=== EXERCISE BRIEF ===
A complete answer includes every line below with the word "icon".

(RECORD EXCERPTS begins)

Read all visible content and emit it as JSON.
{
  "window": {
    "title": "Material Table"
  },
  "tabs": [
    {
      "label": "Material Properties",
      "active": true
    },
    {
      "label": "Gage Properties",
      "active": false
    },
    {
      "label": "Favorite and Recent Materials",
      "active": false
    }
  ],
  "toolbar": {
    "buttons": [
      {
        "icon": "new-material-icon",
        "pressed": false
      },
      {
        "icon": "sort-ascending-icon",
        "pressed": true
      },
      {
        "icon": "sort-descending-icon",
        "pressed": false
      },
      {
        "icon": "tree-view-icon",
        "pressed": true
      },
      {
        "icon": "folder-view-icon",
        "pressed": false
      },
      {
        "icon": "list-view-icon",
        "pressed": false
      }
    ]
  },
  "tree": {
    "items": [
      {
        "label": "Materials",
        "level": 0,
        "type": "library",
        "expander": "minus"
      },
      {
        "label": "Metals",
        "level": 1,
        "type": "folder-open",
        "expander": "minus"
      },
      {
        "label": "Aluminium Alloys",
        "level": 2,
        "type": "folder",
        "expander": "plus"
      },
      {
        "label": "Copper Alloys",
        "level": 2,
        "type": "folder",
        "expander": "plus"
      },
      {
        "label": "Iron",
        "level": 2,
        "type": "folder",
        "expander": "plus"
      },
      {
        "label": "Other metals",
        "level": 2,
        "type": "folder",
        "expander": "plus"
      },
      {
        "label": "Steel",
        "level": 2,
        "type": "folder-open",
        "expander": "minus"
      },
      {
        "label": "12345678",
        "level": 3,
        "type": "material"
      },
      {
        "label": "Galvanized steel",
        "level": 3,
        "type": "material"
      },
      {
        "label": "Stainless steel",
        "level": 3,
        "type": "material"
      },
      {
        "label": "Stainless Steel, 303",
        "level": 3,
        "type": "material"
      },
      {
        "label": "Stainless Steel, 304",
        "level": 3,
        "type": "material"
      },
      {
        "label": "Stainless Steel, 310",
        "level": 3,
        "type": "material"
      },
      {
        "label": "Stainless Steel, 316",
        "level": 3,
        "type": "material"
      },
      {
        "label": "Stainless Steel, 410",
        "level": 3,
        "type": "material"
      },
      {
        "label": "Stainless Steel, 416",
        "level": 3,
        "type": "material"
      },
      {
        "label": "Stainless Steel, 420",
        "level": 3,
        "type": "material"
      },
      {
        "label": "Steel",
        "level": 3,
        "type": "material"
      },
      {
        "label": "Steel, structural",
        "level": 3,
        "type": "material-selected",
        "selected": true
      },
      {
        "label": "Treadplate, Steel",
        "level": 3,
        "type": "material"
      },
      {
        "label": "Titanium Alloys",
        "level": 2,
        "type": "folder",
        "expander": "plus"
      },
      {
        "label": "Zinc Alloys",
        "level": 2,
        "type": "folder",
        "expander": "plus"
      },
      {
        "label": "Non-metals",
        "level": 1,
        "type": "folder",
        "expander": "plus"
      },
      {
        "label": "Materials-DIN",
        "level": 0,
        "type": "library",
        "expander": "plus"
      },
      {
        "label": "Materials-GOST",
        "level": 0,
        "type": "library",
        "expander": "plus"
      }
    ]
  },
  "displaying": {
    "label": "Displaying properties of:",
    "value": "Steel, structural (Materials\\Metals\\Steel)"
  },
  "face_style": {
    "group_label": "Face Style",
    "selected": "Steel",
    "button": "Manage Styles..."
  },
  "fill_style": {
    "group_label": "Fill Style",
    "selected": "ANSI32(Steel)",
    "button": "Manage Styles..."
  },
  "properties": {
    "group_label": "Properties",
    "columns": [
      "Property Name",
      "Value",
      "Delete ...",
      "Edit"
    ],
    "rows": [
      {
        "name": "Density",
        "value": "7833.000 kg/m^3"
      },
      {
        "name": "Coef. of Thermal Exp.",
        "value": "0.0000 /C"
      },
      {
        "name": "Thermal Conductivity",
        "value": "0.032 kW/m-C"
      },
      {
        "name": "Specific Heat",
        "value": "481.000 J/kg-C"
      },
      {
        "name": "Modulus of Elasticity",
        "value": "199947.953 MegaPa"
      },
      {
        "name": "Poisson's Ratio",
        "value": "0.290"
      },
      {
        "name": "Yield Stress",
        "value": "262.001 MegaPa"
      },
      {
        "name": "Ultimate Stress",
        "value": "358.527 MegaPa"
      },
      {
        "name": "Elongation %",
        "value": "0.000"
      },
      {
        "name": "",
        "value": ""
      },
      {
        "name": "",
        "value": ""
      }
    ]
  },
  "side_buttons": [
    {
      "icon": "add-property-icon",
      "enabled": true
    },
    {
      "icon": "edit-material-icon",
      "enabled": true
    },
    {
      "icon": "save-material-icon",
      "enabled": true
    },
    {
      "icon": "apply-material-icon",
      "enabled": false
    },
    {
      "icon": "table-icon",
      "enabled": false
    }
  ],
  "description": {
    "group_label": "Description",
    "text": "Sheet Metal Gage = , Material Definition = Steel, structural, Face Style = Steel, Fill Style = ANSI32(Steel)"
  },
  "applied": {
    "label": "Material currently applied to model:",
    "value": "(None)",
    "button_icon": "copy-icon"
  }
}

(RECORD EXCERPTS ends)
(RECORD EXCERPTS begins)

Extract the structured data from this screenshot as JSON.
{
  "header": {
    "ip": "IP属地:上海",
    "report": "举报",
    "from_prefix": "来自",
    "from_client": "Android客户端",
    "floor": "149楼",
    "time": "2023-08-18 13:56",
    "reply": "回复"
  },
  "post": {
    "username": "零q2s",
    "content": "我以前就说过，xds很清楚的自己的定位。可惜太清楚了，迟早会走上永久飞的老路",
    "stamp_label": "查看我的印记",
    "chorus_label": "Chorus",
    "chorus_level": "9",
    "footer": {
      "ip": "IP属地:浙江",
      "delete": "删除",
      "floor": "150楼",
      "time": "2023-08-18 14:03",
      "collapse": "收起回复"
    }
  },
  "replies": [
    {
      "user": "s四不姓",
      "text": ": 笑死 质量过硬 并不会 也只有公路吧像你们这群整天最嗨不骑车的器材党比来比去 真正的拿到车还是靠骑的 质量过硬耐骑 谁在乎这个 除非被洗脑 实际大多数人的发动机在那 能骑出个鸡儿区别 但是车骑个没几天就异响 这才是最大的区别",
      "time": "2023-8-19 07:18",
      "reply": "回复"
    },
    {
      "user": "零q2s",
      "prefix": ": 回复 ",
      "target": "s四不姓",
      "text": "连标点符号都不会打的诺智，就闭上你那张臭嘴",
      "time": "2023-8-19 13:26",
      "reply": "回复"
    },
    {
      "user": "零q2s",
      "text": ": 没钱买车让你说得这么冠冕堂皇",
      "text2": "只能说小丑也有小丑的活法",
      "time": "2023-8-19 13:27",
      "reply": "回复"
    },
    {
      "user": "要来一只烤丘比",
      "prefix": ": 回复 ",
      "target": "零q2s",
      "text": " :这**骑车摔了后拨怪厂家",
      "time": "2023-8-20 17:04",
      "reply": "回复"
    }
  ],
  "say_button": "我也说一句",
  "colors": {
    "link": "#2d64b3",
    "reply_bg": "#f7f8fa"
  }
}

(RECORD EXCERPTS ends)

=== SOLUTION BELOW ===
        "icon": "new-material-icon",
        "icon": "sort-ascending-icon",
        "icon": "sort-descending-icon",
        "icon": "tree-view-icon",
        "icon": "folder-view-icon",
        "icon": "list-view-icon",
      "icon": "add-property-icon",
      "icon": "edit-material-icon",
      "icon": "save-material-icon",
      "icon": "apply-material-icon",
      "icon": "table-icon",
    "button_icon": "copy-icon"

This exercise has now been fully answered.